(Excerpts from an interface dataset)
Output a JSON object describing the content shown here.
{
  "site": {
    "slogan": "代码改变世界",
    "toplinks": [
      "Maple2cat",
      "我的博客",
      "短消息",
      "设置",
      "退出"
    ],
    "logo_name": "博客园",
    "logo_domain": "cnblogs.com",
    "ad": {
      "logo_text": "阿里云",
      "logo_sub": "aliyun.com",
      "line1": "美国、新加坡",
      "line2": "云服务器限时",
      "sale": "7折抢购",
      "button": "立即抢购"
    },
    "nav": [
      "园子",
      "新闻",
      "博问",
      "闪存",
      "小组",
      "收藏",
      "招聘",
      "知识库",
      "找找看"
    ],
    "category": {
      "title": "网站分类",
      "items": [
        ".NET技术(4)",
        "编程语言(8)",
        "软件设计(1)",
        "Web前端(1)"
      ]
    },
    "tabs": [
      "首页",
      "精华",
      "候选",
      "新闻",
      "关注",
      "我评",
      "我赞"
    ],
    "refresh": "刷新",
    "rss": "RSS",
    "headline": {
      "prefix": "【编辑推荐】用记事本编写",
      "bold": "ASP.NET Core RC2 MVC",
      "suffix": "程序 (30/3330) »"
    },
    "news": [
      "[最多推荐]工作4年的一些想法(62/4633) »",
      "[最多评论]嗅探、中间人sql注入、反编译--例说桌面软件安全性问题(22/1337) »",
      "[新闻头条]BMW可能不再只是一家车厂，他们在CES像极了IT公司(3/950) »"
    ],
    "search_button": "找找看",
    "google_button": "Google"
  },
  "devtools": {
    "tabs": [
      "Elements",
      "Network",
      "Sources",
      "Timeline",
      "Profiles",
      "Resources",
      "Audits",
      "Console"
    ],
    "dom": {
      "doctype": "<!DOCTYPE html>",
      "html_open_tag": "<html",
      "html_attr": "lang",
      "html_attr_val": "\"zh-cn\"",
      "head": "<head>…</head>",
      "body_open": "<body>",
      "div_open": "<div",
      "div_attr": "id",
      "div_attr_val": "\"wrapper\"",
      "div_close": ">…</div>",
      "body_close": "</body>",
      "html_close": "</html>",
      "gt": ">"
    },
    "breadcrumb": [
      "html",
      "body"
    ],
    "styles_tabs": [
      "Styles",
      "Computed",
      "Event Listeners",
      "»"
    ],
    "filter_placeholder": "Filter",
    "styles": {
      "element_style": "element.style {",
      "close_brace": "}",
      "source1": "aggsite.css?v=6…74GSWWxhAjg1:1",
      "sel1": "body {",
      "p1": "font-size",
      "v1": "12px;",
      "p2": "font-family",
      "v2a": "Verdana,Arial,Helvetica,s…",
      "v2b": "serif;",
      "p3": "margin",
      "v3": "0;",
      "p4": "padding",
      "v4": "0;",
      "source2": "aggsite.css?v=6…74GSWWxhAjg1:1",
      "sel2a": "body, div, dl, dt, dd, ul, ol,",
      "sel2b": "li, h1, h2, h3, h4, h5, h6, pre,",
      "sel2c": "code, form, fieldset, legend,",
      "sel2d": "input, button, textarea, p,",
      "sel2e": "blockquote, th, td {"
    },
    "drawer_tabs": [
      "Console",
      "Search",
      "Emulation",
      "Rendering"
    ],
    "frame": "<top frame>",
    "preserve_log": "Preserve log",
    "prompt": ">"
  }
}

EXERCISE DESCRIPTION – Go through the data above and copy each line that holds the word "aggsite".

RESULT OF THIS EXERCISE –
      "source1": "aggsite.css?v=6…74GSWWxhAjg1:1",
      "source2": "aggsite.css?v=6…74GSWWxhAjg1:1",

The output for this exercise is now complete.